The CBK said its latest CEOs and market perceptions survey had shown increased concerns on the rise in fuel and electricity prices—which usually filters into the economy through increased costs of other goods and services.

The Central Bank of Kenya (CBK) has revealed that the steep increase in fuel and electricity prices has adversely affected consumers’ purchasing power, leading to a decline in the demand for goods and services. The latest survey conducted by CBK, focusing on the concerns of Kenyan chief executives, has highlighted their growing apprehensions about the surge in fuel and electricity expenses, which have subsequently led to increased costs for other products and services within the economy.

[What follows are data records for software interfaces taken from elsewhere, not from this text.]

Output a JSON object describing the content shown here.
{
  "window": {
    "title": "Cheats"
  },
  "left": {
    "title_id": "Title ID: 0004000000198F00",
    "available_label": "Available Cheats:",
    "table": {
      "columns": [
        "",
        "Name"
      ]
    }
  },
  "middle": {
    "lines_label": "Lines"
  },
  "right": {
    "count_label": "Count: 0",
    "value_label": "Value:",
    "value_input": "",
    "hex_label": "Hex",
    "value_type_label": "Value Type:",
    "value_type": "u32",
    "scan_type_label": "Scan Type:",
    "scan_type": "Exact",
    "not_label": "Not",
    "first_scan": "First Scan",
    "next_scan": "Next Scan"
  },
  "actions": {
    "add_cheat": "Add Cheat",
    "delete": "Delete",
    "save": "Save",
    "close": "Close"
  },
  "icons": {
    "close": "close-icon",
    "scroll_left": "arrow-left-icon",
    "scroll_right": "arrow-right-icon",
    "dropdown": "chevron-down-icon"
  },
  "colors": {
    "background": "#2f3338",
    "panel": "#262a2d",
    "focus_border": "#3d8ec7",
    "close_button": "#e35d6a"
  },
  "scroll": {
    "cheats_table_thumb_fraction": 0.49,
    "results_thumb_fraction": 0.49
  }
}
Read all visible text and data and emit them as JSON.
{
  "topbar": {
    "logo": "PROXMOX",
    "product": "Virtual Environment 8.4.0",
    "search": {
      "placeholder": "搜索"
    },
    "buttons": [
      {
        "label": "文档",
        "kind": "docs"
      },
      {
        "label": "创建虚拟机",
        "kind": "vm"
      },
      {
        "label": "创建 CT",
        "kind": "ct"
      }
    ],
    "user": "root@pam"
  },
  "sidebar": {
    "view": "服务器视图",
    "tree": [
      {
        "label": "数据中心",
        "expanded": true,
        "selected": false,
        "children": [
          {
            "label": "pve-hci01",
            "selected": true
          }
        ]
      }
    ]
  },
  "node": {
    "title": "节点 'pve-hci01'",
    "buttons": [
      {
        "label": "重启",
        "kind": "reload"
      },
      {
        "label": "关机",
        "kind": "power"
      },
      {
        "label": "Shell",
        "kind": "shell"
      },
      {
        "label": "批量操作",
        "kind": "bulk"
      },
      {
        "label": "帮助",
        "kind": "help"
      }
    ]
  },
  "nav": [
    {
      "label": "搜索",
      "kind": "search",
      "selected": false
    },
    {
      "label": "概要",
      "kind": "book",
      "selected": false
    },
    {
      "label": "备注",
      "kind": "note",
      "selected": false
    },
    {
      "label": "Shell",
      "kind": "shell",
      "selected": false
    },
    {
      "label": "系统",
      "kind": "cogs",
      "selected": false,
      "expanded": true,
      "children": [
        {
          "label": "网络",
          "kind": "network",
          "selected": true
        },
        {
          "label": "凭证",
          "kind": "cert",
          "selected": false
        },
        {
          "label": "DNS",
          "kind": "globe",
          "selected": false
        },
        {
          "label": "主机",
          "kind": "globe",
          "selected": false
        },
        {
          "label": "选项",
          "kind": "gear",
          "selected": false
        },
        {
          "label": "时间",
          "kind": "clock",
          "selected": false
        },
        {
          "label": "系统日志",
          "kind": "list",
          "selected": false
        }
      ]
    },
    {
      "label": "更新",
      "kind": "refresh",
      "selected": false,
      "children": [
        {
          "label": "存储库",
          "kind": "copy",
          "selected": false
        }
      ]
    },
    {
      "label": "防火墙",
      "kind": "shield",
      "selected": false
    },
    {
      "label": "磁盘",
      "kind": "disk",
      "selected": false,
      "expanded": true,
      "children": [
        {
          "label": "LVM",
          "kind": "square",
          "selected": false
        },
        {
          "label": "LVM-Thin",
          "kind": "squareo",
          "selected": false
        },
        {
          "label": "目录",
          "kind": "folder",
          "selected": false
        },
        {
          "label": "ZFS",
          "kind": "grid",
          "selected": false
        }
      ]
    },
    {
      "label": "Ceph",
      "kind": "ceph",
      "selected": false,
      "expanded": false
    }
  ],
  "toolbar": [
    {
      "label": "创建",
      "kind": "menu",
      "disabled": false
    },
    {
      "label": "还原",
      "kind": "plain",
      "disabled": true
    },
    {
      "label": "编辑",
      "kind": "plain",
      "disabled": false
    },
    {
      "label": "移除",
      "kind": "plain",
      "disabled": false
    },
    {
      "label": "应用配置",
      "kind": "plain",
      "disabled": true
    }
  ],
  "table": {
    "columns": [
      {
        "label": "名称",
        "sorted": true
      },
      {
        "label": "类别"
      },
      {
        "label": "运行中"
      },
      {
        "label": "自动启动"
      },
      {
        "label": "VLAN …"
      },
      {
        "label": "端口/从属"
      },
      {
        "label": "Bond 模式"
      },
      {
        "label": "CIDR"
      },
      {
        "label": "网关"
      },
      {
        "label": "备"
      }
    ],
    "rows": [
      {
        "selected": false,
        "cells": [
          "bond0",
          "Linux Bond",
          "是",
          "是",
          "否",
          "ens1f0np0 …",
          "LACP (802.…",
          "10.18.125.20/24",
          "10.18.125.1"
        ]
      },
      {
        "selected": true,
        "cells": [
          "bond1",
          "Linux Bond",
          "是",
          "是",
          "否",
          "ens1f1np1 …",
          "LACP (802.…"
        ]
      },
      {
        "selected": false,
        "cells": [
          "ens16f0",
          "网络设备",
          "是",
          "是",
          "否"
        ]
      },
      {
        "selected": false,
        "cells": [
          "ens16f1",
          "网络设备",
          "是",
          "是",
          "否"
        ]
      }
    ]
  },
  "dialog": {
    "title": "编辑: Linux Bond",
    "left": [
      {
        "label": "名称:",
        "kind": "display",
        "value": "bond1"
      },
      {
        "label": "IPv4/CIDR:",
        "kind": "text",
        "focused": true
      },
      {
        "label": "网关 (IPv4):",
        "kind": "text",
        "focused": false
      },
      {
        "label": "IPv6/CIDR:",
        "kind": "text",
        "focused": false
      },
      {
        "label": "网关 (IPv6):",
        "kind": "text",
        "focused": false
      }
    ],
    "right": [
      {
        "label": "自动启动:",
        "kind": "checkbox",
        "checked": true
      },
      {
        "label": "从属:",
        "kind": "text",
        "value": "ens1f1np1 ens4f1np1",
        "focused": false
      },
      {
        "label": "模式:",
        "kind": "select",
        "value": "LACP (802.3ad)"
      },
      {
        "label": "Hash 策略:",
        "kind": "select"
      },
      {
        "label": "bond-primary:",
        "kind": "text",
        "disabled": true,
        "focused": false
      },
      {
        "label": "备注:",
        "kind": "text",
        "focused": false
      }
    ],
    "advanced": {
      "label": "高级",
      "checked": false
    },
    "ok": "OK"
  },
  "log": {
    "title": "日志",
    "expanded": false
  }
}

These concerns have arisen in the context of ongoing depreciation of the Kenyan shilling, a doubling of the value-added tax on fuel to 16 percent, and escalating crude oil prices, all of which have resulted in record-high fuel prices for Kenyan citizens. Additionally, electricity prices have been on the rise, partly due to the weakened shilling and the use of thermal electricity generated by diesel.

While there is some optimism due to improved agricultural production, decreasing inflation, and more favorable growth prospects, these positive factors are being offset by the challenges posed by rising fuel and electricity prices. The CBK’s survey has identified specific worries among respondents, including the impact of higher fuel and electricity prices, reduced consumer purchasing power, and potential adverse effects of the El Niño weather phenomenon.

Typically targeting CEOs of key private sector organizations, including members of the Kenya Association of Manufacturers, Kenya National Chamber of Commerce and Industry, and the Kenya Private Sector Alliance, the survey has highlighted the concurrent decrease in imports by 11.9 percent over the 12 months leading up to August, compared to a 16 percent growth during a similar period the previous year. The Kenyan shilling’s nearly 20 percent depreciation against the US dollar since January, coupled with rising fuel prices, has further compounded the inflationary pressures in an economy that heavily relies on imports.

The decline in imports has primarily been driven by reduced purchases of infrastructure-related equipment, manufactured goods, oil, and chemicals, indicating that companies are adjusting their import activities in response to weakening demand.

In July, the government doubled the value-added tax (VAT) on fuel, leading to price hikes in fuel products. In mid-September, the Energy and Petroleum Regulatory Authority raised prices for super petrol, diesel, and kerosene by significant amounts, pushing prices to historic highs, surpassing Sh200 per liter in some cases. Rising electricity prices, combined with escalating fuel costs, have halted the recent decrease in inflation. Inflation had been on a three-month downward trajectory, reaching 6.7 percent in August before slightly rising to 6.8 percent in September.

Consumers in Kenya are also grappling with other financial shocks, such as increasing loan interest rates and a rising number of defaults. In July, the proportion of defaulted loans in gross loans reached 15 percent, marking a 16-year high since June 2007. The survey by Ipsos Kenya in June found that upper-middle and high-income households were increasingly forgoing premium brands and opting for less expensive alternatives due to the rising cost of living.

Goods exports saw only a marginal increase in the 12 months leading up to August, growing by just 0.5 percent compared to the same period the previous year. However, receipts from tea and manufactured exports experienced growth of 4.5 percent and 23.2 percent, respectively. The surge in tea export receipts can be attributed to higher prices driven by demand from traditional markets, while the increase in manufactured exports reflects strong regional demand, according to the CBK.

The Stanbic Kenya Purchasing Managers Index (PMI) survey for July also revealed concerns about rising input costs and weakening demand. It highlighted the challenging business conditions and inflation pressures faced by Kenyan businesses, as input prices and staffing costs continued to rise due to a weaker exchange rate and higher taxes associated with recent tax measures in the Finance Act.